→ Exercise requirements:
In the listing below, find every line with the string "photo" and pull it out.

→ Source records:
::::::::::

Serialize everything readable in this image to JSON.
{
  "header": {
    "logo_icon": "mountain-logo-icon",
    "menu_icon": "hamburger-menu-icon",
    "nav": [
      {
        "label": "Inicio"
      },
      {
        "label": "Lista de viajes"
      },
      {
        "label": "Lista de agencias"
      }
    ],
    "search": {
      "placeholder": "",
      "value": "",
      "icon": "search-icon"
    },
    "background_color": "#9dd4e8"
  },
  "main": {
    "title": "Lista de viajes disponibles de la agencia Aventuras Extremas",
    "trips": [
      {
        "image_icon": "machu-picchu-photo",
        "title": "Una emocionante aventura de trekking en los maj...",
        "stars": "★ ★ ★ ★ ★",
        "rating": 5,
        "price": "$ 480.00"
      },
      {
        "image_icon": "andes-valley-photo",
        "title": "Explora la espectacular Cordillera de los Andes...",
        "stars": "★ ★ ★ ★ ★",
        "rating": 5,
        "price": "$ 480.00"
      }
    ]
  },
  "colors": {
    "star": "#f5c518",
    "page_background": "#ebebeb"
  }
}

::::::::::

→ Task response:
        "image_icon": "machu-picchu-photo",
        "image_icon": "andes-valley-photo",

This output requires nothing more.